The world in which we live is likely to change more in the next 50 years than it has ever done before and our role in that change is more important than ever. Geography we believe explains the changes and helps to prepare people. It is a subject about now and the future.
Within the Geography department at CRGS we aim to deliver diverse and dynamic courses at all key stages to prepare to help our students understand the world they live in. We aim to produce Geographers who have a unique viewpoint and are able to combine political and economic ideas with an understanding of the physical processes within the landscape. We believe Geography develops the ability to combine scientific principles with economic awareness, environmental concern and an appreciation and tolerance of peoples’ attitudes and values.
- Mr J Longshaw (Head of department)
- Mr A Manning
- Mr C Reed
Most teaching is carried out in two centrally-located specialist-rooms, both of which are equipped with digital projectors, smart boards plus extensive display boards. The main geography room has 16 networked computers which students are free to use for their studies at lunch and after school.
Key Stage 3
In Years 7 to 9 we aim to introduce a wide range of topics which come under the umbrella of Physical and Human Geography whilst also developing a wide range of more practical ICT, Graphical, Cartographical and field work skills.
- Introduction to the subject.
- Core skills – map and photographic work.
- The local environment.
- Understanding weather & climate.
- Understanding the countryside ~ farming.
- The unstable earth ~ earthquakes, volcanoes.
- Brazil – tropical rainforest, development & the environment, urban change.
- Glaciation – Physical processes and landforms. Tourist management in the Alps.
- Development – the state of the world, rich and poor, projects to help reduce inequality.
- The Arctic - issues and challenges in a fragile environment.
- Environmental conflict – various locations with particular issues – the Aral Sea (CIS), the Three Gorges Dam (China), Las Vegas, Dubai.
- China - development of a superpower.
- Population – births and deaths, migration (Mexico / USA and the EU), policy in China.
GCSE Geography (Option)
AQA: Subjct Code 8035
The Geography syllabus is designed to encourage the development of a wide range of skills to further knowledge and understanding of modern Geography.
Students will cover the following areas:
The challenge of natural hazards, physical landscapes of the UK (how weathering, rivers, ice and sea affect the land and man’s activities) and the living world will be studied.
Urban issues and challenges, the changing economic world and the challenge of resource management will be covered.
Geography will enable students to acquire skills of: understanding, reading and interpreting digital maps; interpreting photographs, including satellite images; drawing maps, diagrams, graphs and tables; collecting, analysing, presenting and interpreting various types of data; including, as a compulsory element, the use of ICT-based techniques.

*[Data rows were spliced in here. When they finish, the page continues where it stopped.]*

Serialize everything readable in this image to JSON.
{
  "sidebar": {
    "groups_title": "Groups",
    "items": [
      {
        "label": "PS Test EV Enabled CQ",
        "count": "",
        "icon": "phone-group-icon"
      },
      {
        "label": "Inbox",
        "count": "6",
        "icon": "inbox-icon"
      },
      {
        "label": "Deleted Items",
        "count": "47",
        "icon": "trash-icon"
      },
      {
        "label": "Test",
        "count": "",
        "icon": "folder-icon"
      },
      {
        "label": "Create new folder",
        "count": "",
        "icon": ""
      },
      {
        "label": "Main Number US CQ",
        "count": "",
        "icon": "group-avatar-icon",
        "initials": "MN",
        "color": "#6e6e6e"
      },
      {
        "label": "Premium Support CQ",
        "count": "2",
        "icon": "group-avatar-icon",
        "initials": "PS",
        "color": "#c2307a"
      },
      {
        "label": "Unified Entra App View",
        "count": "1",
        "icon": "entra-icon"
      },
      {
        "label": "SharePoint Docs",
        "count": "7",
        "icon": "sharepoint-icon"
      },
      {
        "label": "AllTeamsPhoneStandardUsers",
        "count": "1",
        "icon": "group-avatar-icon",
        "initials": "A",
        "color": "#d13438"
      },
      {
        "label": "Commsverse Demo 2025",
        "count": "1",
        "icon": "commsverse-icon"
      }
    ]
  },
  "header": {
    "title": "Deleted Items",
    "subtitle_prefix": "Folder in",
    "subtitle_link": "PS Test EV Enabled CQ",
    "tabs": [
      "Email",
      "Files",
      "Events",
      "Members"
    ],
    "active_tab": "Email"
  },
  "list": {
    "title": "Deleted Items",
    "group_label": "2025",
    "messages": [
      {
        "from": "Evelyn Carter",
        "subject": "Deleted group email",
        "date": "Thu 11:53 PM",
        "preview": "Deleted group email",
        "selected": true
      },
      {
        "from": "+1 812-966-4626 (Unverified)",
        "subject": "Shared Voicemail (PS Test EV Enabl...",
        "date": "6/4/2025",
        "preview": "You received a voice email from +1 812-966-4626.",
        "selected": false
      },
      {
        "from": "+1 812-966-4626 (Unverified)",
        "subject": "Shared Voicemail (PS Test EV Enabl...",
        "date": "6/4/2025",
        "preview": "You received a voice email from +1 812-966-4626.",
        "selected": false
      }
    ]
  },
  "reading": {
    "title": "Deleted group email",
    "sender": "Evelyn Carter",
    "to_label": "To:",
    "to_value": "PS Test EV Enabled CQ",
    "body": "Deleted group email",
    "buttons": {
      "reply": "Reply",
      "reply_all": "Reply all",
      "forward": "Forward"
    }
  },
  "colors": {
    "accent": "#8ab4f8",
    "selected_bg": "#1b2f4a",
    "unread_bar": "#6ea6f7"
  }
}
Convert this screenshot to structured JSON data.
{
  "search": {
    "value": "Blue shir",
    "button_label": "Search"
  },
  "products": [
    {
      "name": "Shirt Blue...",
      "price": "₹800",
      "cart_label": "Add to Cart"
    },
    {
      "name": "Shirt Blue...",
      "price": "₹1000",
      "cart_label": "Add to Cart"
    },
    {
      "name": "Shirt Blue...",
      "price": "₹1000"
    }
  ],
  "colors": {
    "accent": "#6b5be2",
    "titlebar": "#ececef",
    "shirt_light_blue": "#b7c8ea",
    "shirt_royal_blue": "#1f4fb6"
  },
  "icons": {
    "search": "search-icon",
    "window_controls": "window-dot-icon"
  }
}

Work will involve reading, writing, drawing, modelling, using contemporary case studies, DVDs and class discussions. Within the course two days of fieldwork will be completed to prepare for the Geographical application paper.
Exams consist of:
Unit 1: Physical Geography 1 hour 30 minutes 35% of the marks available
Unit 2: Human Geography 1 hour 30 minutes 35% of the marks available
Unit 3: Geographical Application 1 hour 30% of the marks available
Geography actively promotes an awareness of the environment, both natural and manmade, and it develops an appreciation of the need for informed and balanced decision making in its management. It includes important skills such as the collection, processing, interpretation and presentation of information and its development of graphic and communication skills are important in a wide array of modern careers. There is an excellent link on the Royal Geographical Society website that expands on this.
Many of our students have gone on to use Geography in specific careers such as cartography, GIS, surveying and the civil service for example whilst an increasing number use their degree as a pathway onto graduate management training schemes or transfer their skills to areas such as finance, banking and law.
Sixth Form Geography
A Level AQA Geography Specification
Three units of work studied (4 hours of lessons per week)
- Water and Carbon Cycles
- Changing Places
Lower Sixth Form students will also complete 4 days field study and start writing a Geographical investigation (3,000 – 4,000 words) which is submitted as part of the A level assessment.
Three units of work studied (5 hours of lessons per week)
- Global Systems and Governance
- Population and the Environment
- Costal Systems
A2 Exam - Linear 2 year course
Component 1: Physical Geography
- 2 hours 30 minutes
- 96 marks
- 40% of A Level
Component 2: Human
- 2 hours 30 minutes
- 96 marks
- 40% of A Level
Component 3: Geographical Investigation
- 3,000 - 4,000 words
- 35 marks
- 20% of A Level